A very cool album of renditions of Charles Mingus compositions, with a modern approach, but all the spirit of the originals. Plenty of solid trombone work, bass parts that keep a conversant chatter then switch to dreamy arco lines that amp up the mood to entire new plateaus of vibrancy. It wasn’t just Charles Mingus’s expressions of innovative music that made him special, but his devotion to the blues music that lay at the heart of it all. With Meditation On No Integration, Ah.Hum. recognizes this, because, this album, as maniacal as it sounds at times, has a soul that’s impossible to overlook.
Your album personnel: Simone Pederzoli (trombone, baritone flugelhorn, live electronics), Matteo Zucconi (double bass, laptop, live electronics), and guest: Alessandro Betti (guitar, live electronics).
The album opens with a furious assault of brass and electronics on “Like a Bastard,” which recedes into a restrained trombone section that occasionally growls with electronics or laughs with a mute. “Meditation On No Integration” somehow manages to sound even more whimsically eerie than Bill Frisell & Hal Wilner’s take on the composition. “Boogie Stop Shuffle” is an electric guitar right cross followed by a trombone left hook, reminiscent of the guitar-heavy coolness of Mingus’s Three Or Four Shades of Blues. Updated version of “Haitian Fight Song” (replaced with word “Libyan”) just might be the most haunting tune anyone will hear all year.
The second half of the album begins with “Bluesility,” a simple duo of bass and trombone, and a stripped down version of all the music that surrounds it on this album, which makes for a comparatively startling transition. “Goodbye Porkpie Hat” is transformed into a cool groove, accompanied by distant trombone and simmering electronics. And “Self-Portrait in Three Colors,” a sublime ballad on Mingus’s classic album Mingus Ah Um, is transformed into a ghost town… electronics rip through the composition, echoes of the melody call out from the past, and all that’s left is the Slow Fade to the album’s end.

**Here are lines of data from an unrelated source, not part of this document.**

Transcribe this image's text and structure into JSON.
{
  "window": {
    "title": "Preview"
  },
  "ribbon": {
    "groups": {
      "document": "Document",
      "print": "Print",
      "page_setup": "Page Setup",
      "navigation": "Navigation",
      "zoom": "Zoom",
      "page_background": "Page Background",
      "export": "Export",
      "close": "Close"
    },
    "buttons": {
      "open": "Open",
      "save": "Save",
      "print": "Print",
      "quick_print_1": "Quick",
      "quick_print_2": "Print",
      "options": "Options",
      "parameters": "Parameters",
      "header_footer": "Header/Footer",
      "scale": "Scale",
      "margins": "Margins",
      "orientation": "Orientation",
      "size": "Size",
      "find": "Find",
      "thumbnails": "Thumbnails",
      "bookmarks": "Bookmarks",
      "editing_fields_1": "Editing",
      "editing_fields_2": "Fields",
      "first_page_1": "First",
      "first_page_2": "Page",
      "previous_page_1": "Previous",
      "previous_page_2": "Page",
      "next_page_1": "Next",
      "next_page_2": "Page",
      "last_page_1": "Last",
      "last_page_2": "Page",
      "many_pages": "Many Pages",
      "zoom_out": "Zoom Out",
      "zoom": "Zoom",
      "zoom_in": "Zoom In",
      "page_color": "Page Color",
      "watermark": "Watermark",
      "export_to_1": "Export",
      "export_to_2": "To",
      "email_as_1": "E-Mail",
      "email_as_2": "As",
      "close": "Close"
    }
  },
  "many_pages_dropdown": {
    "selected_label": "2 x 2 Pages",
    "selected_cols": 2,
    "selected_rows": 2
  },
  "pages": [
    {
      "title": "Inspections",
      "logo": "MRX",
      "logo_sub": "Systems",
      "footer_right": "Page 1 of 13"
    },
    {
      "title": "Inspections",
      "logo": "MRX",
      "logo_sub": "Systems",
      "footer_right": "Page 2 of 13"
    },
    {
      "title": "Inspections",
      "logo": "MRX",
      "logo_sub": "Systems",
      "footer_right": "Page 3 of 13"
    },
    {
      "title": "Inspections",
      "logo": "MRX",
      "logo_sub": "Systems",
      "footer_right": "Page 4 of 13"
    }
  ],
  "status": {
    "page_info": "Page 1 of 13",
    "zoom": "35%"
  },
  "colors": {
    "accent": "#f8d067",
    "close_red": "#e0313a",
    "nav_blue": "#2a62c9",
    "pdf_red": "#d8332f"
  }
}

This kind of thing could’ve been gimmicky, could’ve been a classless grab at some spotlight on the coattails of a truly great musician, but that’s not how it played out. A genuinely engaging and fun album, one that can summon up nostalgia for the days of originally discovering the work of Charles Mingus, but also an album that can be enjoyed on its own terms and viewed as a positive sign on the state of current jazz musicians’ vision as they balance the weight of the jazz past and the weight of their own view of their jazz future. Great stuff. Unnecessary to be familiar with Mingus’s work to listen to this album, just dive right in.
Released on the El Gallo Rojo Records label.
Jazz from the Bologna, Italy scene.
You can stream more tracks at Ah Hum’s Soundcloud page.